1     We created our own company. No one owns us.
2     Advertising is the only source of income. No profit no loss, just enough to publish the magazine. This is what is expected.
3     We have no employees, no one is paid. Frog is just Stephanie Moisdon and myself. We sometimes have an unpaid assistant, Sylvain Sailly, a student who became really involved in the magazine project.
4     10,000 copies, 12 Euro for one issue. Budget per issue is approx 30,000 Euro.
5     Till now, people write for free.
6     M/M Paris generously created the graphic design of Frog after listening carefully to our desires and recommendations. There is an extreme care given to what an image is; we usually produce our own, and avoid press images. We consider it boring to always see the same pictures in every art magazine. We prefer images made either by amateurs or professionals (artists, fashion photographers) but specially made for Frog. Also we prefer showing portraits of the artists rather than an image of a piece that would be published somewhere else anyway. We take care of the art direction ourselves, assuming we know which image should be used better than a graphic designer.
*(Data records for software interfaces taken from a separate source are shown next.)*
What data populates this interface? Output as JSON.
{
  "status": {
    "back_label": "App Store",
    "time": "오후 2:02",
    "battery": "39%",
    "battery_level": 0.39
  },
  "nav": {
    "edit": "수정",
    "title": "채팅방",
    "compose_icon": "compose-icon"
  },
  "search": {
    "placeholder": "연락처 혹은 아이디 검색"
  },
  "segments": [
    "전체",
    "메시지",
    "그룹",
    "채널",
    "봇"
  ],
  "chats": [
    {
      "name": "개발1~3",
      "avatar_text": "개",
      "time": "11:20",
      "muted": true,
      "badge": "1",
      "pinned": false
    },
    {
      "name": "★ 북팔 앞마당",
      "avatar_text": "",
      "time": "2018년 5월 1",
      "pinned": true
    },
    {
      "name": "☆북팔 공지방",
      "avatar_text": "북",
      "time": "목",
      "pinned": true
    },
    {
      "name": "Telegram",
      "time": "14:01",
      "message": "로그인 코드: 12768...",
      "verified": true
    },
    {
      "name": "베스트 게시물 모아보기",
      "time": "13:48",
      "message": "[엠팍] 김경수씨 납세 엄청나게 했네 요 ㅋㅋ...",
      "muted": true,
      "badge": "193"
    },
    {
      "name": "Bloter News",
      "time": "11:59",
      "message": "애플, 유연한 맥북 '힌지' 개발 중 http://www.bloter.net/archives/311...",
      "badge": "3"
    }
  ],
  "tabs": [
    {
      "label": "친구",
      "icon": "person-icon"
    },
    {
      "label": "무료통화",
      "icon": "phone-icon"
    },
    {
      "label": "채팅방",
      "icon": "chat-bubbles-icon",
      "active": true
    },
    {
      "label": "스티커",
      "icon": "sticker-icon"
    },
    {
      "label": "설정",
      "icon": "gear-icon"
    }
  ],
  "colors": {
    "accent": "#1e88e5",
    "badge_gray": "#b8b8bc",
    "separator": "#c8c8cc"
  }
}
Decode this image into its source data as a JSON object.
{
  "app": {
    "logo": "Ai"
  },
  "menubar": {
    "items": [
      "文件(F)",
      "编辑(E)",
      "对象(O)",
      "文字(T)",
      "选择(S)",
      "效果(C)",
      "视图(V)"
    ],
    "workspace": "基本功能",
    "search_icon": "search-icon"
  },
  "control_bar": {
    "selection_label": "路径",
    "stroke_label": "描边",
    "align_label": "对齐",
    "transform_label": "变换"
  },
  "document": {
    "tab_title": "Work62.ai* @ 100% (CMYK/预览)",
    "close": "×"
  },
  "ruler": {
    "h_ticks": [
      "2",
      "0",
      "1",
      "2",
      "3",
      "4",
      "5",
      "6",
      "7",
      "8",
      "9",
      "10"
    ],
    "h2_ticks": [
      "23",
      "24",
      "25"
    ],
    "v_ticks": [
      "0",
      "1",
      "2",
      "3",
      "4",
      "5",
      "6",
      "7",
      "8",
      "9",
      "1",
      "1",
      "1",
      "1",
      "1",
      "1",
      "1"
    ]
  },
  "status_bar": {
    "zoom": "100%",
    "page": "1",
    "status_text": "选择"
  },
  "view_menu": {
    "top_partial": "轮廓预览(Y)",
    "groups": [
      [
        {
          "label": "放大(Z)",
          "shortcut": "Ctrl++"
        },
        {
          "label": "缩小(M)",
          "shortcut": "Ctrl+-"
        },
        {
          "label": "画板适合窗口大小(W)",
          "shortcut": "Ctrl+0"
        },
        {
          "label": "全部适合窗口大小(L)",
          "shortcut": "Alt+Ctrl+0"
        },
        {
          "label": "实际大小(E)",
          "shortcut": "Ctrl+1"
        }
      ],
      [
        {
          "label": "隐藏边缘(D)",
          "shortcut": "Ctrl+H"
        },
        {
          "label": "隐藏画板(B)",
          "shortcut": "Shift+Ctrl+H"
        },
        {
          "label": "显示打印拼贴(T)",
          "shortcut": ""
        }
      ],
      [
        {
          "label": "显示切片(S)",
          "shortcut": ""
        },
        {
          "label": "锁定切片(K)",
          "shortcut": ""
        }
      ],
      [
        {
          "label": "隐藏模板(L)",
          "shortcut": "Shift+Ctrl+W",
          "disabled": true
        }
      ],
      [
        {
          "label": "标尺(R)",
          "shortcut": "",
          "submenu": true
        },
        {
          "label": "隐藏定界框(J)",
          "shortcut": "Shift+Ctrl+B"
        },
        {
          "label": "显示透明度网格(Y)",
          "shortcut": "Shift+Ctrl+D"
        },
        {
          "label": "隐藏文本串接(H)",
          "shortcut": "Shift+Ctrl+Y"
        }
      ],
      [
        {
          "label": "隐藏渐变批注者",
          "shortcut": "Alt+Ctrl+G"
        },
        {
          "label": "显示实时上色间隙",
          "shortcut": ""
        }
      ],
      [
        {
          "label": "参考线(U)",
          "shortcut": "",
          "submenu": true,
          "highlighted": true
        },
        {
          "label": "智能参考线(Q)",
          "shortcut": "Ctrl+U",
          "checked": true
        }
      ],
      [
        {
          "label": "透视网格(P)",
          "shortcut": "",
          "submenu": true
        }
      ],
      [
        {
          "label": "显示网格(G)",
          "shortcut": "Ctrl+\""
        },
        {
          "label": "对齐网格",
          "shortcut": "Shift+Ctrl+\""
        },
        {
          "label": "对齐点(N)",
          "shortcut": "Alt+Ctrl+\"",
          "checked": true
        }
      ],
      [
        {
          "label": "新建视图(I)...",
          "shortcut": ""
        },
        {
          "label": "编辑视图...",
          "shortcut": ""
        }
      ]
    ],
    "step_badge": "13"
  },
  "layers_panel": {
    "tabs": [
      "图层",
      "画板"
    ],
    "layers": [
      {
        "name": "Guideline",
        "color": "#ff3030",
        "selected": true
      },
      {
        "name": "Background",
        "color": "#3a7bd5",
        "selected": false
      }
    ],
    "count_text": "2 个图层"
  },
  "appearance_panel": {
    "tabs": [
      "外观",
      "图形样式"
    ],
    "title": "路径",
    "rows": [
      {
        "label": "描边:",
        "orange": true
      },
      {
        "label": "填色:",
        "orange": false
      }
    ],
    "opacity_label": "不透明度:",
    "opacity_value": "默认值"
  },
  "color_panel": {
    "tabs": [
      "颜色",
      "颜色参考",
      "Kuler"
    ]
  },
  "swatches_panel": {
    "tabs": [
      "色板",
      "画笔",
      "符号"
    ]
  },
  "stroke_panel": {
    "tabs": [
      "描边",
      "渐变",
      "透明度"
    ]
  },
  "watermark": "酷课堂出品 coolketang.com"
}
7     We have no expectations regarding audience. Frog is an art magazine with a certain exigency in terms of content, and thus it is made for people really concerned with art.
8     With no doubt art criticism.
9     International, because nationalism is not our philosophy.
10     Rather open, I hope.
11     They don’t.
12     There is no relationship between our advertisers and the content of the magazine. We make it clear they have nothing to expect from an ad taken in the magazine. Someone deciding to advertise in Frog knows it is not to give information (our ads do not mention exhibition dates) but rather to support an intellectual project. Advertisers know they make the magazine possible. To a certain extent, people deciding to advertise in Frog are those dealing also with intellectual issues and artistic forms not so far from the ones we like to consider.

Eric Troncy, Editor